WORK TO COMPLETE.
If a line in the records below contains the word "image", copy it.
#### SOURCE RECORDS ####
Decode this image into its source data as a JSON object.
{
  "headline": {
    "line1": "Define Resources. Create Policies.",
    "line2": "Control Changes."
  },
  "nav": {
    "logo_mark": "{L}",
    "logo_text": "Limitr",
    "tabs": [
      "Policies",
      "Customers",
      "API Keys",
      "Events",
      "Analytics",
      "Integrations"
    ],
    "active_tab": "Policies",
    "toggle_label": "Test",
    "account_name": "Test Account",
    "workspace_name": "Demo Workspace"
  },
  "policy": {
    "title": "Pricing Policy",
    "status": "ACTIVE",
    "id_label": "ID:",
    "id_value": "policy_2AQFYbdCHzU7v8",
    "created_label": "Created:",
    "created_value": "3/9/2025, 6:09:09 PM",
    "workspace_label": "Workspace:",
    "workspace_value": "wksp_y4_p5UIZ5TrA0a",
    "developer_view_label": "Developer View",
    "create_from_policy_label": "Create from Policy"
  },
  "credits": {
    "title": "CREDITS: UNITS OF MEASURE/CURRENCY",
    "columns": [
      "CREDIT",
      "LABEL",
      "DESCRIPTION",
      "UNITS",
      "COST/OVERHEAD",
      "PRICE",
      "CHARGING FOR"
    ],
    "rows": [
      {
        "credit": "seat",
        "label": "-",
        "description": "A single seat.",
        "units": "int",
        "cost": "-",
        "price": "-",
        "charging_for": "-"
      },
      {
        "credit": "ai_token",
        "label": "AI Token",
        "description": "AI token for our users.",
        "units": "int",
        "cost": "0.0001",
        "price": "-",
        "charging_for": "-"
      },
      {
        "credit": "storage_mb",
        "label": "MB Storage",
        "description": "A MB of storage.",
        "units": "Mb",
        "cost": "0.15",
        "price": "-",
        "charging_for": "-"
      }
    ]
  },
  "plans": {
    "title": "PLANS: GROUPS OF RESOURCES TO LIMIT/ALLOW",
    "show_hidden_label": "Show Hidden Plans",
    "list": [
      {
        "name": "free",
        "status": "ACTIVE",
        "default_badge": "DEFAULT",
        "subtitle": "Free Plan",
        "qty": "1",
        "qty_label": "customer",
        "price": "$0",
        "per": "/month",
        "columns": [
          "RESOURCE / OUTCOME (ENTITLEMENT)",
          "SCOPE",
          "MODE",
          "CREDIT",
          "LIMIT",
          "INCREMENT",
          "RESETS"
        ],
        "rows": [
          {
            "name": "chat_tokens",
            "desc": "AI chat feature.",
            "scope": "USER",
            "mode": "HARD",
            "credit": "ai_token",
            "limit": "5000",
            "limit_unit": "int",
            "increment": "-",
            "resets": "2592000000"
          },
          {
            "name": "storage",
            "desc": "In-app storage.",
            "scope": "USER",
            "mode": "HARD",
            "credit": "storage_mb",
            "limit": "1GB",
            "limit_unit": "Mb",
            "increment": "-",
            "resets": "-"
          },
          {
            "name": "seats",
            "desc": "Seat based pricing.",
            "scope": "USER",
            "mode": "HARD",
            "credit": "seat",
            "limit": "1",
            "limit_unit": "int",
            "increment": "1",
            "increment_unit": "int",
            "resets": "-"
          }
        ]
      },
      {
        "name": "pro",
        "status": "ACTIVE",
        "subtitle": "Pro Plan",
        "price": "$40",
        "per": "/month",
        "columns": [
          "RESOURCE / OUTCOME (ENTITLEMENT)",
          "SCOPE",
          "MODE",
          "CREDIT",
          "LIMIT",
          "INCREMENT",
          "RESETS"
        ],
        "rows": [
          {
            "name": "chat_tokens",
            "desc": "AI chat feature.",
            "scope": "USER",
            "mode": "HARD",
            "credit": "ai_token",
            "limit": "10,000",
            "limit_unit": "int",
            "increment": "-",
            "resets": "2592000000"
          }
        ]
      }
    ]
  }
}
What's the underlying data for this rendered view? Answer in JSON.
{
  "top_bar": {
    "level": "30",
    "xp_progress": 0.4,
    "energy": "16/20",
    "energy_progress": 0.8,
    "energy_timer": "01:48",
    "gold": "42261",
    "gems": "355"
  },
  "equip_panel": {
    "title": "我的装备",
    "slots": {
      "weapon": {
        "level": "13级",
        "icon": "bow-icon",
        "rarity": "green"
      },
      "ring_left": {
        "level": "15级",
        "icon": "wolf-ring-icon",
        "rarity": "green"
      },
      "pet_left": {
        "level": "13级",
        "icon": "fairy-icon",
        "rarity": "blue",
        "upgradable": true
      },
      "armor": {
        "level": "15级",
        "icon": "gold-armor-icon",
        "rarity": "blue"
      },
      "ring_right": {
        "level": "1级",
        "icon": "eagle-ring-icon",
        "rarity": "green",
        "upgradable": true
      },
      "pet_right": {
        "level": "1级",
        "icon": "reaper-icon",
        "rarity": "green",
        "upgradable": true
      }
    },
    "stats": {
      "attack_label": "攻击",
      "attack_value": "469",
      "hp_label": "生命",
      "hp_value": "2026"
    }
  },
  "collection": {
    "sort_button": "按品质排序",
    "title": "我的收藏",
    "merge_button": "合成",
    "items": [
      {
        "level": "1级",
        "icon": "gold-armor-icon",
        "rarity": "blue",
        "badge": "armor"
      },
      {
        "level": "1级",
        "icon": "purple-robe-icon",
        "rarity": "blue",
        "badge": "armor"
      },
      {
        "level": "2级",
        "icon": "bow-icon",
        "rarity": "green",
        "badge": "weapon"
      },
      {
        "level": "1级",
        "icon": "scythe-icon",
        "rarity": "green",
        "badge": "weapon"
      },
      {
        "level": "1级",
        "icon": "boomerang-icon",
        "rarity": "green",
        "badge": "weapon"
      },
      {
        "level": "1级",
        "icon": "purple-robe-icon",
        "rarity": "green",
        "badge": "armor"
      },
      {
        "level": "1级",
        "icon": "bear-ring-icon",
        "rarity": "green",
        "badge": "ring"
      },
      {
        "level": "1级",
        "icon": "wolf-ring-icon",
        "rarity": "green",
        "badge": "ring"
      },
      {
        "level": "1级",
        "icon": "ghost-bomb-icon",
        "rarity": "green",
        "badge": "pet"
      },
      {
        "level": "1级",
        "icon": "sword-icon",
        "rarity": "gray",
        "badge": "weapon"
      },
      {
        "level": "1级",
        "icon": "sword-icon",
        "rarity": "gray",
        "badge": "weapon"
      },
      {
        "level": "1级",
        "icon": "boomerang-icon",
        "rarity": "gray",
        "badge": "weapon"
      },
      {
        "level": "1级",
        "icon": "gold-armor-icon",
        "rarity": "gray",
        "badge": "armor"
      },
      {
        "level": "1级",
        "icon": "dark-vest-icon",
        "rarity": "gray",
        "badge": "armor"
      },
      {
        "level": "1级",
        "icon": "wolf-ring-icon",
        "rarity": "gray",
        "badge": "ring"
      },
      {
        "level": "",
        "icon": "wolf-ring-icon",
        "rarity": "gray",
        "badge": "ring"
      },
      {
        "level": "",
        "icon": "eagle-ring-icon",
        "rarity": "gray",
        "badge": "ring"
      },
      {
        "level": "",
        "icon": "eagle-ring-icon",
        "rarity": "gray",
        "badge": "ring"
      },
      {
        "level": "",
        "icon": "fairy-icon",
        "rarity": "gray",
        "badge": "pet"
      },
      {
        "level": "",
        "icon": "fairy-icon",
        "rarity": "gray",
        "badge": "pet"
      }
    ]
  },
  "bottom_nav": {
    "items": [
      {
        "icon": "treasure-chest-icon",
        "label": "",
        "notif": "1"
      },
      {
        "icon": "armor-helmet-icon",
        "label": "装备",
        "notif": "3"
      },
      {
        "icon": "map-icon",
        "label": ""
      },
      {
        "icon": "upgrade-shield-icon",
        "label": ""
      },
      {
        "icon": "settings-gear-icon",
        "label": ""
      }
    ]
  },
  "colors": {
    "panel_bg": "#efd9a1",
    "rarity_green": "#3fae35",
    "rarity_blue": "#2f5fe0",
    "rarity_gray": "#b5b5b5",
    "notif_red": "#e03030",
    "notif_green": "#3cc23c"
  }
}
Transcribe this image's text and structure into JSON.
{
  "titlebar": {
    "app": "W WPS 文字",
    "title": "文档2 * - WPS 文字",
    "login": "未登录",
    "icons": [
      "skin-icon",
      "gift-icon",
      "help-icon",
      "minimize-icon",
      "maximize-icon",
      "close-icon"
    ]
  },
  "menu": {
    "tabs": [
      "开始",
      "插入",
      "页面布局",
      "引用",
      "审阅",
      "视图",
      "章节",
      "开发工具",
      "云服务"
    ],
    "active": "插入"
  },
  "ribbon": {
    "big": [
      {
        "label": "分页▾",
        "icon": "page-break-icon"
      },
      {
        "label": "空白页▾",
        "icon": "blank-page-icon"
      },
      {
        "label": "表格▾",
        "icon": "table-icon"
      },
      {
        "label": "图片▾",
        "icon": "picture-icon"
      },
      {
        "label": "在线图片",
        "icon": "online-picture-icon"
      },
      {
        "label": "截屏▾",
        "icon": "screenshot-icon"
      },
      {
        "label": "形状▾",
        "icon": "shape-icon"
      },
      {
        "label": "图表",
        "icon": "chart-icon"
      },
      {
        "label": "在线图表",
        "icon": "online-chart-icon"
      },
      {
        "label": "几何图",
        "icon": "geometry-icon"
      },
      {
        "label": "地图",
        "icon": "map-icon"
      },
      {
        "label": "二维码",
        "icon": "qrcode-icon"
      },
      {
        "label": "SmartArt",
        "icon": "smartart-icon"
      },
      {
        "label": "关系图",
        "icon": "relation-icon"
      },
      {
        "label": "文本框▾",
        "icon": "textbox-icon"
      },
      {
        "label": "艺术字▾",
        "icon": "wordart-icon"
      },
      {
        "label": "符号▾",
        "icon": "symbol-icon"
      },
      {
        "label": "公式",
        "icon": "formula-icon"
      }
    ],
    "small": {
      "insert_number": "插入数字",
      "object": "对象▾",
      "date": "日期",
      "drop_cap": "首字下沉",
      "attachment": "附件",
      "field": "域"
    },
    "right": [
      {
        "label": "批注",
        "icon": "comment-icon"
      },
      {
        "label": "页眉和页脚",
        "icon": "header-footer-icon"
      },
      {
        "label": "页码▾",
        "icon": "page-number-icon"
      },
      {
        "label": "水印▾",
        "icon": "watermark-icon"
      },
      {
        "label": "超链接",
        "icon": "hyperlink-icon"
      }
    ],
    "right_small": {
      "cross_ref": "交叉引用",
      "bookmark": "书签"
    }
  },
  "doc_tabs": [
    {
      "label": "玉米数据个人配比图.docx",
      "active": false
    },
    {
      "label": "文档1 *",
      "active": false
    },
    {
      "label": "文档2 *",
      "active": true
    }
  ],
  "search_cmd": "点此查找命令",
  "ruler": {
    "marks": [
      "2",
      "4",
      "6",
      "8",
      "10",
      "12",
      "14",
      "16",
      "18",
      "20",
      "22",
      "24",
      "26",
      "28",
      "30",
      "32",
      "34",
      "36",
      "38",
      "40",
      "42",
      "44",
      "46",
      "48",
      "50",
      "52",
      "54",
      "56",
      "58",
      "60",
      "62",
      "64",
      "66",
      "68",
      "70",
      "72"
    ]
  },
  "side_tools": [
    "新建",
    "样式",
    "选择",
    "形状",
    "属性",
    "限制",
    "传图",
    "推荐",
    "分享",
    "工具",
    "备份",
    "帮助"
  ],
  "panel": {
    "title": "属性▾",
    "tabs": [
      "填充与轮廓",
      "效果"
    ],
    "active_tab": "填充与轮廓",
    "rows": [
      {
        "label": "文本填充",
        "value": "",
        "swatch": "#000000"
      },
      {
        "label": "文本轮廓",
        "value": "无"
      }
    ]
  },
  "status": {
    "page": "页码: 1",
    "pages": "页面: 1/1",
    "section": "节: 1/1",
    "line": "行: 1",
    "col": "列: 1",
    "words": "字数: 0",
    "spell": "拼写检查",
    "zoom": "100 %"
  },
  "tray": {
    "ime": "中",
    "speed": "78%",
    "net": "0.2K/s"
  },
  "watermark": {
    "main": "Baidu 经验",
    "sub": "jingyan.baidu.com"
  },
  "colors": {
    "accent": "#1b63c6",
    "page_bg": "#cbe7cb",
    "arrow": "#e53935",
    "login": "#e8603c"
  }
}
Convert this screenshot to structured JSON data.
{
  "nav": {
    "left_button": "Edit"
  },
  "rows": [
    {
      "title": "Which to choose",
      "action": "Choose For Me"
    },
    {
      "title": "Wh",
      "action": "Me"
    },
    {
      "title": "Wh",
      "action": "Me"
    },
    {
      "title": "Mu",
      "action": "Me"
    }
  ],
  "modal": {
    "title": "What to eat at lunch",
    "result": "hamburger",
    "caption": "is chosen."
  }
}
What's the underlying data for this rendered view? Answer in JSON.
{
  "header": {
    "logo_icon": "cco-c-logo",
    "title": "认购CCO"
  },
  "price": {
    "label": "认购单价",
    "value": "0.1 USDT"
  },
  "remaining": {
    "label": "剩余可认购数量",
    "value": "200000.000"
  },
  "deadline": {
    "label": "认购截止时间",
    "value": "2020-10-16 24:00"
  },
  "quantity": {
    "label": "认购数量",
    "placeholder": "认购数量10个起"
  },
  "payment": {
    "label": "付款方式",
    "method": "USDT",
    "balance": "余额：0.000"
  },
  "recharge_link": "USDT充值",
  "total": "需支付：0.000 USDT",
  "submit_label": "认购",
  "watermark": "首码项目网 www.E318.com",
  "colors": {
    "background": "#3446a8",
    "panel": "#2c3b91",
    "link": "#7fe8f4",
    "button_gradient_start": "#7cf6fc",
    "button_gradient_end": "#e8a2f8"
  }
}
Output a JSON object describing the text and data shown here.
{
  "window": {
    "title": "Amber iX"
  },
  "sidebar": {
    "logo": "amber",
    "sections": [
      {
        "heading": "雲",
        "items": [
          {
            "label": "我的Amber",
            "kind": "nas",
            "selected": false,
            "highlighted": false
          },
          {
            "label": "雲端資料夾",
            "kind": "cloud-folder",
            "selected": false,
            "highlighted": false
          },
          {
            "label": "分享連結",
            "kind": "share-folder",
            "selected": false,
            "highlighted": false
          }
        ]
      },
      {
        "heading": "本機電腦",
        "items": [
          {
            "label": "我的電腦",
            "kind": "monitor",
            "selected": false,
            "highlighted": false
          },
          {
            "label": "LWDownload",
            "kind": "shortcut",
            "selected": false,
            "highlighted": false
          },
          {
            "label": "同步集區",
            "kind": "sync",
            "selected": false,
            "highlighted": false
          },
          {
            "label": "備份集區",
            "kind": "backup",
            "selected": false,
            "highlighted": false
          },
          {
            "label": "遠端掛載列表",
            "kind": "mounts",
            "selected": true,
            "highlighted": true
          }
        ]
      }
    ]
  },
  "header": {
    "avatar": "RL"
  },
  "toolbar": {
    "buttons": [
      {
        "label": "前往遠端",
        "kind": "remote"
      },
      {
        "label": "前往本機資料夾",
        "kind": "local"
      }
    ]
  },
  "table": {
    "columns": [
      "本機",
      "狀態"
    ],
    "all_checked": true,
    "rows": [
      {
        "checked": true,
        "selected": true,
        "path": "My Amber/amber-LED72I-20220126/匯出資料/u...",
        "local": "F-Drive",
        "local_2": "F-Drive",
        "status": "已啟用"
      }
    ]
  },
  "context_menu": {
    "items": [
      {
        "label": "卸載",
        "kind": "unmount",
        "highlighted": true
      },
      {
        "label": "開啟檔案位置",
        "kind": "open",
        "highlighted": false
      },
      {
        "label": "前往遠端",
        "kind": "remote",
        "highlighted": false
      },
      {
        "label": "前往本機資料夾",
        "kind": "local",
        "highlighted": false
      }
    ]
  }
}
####
ANSWER BELOW.
Decode this image into its source data as a JSON object.
Transcribe this image's text and structure into JSON.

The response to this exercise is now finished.